April 16, 2020

The following is an excerpt from an article by Micha Bennett that originally appeared in CSU Source.

The School of Global Environmental Sustainability at Colorado State University has selected three Global Challenges Research teams and two Resident Fellows across five colleges from a competitive field of proposals. The SoGES awards are intended to encourage interdisciplinary understanding of complex global sustainability issues, foster collaborative cross-campus partnerships and support sustainability research at CSU.

New this year, the Global Challenges Research Teams will be funded for two years, with each team receiving $30,000. The longer timeframe allows teams to better execute planned work and articulate accomplishments.

“One of our goals is to provide a roadmap for how an engaged community can learn to provide higher sustainability,” said Simske, principal investigator for the Re-use Efficiency Packaging with Analytics for Customized Knowledge (REPACK) Global Challenges Research Team. “The SoGES grant really allows us to create the time and energy to dive deeper here than simple band-aid measures, and consider both the big picture and details simultaneously. Having a broad, cross-discipline resource like SoGES is true to a land-grant mission.”

Communication Studies Assistant Professor and Dialogue and Diversity Specialist with the Center for Public Deliberation Elizabeth Parks is one of the Principle Investigators of the Re-use Efficiency Packaging with Analytics for Customized Knowledge (REPACK) team. Other PIs include: Steven Simske, Department of Systems Engineering; and, John Macdonald, Department of Management.

One of the major sustainability challenges present today is the waste that accompanies packaging, usually corrugated cardboard, from the increased prevalence of online purchasing. However, since the average box contains only 50% recycled materials, half of the fiber must still be produced anew each time a package is shipped. Moreover, online ordering leads to smaller, more frequent one-off orders which require more packaging compared to the bulk orders that are sent to big-box, brick-and-mortar stores and then resold. Given these factors, reusing packaging materials is more efficient than recycling.

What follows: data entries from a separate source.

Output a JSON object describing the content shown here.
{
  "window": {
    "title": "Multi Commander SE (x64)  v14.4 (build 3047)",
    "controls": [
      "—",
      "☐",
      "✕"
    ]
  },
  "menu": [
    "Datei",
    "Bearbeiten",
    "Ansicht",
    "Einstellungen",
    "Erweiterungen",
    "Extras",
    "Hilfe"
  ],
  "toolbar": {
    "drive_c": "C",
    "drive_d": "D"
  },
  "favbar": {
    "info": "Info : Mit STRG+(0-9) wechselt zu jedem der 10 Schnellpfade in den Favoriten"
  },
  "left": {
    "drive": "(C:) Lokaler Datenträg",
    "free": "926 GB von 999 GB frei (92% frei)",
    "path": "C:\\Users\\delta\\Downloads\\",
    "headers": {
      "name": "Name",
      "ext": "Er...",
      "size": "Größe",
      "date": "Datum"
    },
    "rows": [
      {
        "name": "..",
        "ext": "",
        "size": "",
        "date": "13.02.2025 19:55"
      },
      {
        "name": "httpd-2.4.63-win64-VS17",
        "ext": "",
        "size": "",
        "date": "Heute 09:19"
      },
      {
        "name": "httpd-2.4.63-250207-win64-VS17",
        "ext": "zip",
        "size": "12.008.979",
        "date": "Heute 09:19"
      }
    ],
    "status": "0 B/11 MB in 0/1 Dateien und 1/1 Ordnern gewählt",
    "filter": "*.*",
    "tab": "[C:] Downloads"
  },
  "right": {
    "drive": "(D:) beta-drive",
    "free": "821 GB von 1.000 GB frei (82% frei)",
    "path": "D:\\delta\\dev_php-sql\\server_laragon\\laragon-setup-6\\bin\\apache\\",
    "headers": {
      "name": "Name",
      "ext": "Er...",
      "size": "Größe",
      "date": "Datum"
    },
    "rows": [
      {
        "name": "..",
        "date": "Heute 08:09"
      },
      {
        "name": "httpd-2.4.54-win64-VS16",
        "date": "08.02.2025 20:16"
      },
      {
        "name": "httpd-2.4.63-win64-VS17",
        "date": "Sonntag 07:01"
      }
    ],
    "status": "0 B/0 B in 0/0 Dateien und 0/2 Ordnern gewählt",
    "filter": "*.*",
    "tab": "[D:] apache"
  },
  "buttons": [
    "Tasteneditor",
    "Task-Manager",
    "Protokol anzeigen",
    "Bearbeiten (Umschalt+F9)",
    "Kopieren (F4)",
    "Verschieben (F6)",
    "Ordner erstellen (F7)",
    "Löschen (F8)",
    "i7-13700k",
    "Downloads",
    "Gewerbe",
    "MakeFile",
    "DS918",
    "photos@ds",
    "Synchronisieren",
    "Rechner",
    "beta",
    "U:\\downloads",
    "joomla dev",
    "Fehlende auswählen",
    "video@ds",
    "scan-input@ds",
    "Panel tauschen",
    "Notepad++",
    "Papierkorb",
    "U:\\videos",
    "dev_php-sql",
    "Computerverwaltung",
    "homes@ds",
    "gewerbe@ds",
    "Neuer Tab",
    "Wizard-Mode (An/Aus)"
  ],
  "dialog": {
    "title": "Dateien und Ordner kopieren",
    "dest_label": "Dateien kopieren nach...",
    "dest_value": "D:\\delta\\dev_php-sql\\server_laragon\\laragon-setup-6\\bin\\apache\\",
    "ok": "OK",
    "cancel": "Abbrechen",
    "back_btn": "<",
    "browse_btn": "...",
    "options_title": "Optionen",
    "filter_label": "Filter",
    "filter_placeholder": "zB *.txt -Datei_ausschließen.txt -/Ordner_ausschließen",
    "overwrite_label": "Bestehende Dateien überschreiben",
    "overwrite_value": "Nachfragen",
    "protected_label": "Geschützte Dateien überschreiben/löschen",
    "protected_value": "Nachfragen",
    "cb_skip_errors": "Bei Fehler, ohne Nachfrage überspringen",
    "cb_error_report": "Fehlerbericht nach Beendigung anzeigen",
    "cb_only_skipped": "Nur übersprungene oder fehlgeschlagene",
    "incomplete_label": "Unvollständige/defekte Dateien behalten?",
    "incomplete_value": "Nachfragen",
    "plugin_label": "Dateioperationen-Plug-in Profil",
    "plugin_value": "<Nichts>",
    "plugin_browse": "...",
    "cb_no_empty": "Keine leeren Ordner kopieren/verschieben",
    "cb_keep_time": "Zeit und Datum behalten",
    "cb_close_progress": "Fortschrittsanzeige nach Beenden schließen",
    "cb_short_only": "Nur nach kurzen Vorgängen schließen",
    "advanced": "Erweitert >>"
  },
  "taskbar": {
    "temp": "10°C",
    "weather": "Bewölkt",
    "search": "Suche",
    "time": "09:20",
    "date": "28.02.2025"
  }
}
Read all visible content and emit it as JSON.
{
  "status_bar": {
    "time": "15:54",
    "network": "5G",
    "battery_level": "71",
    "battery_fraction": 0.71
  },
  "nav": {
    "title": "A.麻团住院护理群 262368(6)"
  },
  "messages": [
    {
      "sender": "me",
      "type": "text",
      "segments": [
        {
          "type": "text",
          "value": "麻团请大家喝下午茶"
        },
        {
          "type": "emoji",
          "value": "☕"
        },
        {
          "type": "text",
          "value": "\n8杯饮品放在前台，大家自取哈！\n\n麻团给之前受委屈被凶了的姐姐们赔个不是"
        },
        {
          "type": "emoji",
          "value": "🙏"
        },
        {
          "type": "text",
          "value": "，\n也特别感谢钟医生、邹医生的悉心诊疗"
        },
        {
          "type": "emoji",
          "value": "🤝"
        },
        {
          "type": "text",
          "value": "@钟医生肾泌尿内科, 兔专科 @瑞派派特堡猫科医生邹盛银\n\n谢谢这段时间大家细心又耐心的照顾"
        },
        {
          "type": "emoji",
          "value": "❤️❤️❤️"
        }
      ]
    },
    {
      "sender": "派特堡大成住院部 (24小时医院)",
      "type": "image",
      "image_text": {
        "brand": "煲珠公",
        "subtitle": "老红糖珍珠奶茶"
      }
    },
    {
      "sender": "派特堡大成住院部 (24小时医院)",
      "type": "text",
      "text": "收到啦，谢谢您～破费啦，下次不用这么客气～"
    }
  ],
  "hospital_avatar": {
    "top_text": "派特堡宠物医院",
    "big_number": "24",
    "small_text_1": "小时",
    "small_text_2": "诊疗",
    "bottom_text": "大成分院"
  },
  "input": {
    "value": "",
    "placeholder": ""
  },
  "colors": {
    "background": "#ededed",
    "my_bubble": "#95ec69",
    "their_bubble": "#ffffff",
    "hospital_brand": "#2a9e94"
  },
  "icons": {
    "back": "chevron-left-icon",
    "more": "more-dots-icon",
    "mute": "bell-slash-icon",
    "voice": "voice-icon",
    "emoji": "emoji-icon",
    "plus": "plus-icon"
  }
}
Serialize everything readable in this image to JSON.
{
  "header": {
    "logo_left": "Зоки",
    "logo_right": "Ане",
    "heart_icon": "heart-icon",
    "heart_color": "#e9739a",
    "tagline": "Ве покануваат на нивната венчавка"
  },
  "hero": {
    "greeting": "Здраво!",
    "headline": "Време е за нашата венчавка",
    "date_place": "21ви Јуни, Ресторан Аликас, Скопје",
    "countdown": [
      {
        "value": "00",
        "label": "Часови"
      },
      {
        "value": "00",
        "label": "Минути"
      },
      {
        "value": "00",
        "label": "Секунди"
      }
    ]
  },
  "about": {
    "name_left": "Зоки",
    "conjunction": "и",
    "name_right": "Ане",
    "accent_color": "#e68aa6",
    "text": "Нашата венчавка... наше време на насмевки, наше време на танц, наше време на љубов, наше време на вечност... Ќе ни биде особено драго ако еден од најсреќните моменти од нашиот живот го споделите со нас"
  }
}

This project will explore the development of a label designed to track reused packaging, investigate means to drive supply chain adoption and explore how branding affects community participation, thus improving the sustainability of the growing e-commerce industry.

Parks role on the team is to investigate how to engage diverse populations in long-term reuse initiatives, and ensure that the mixed quantitative and qualitative methodological approaches to community engagement used in the project are inclusive, diverse, equitable and accessible to diverse individuals and groups.

  • Image: REPACK article
  • Tags: research, DEI, Parks, collaborative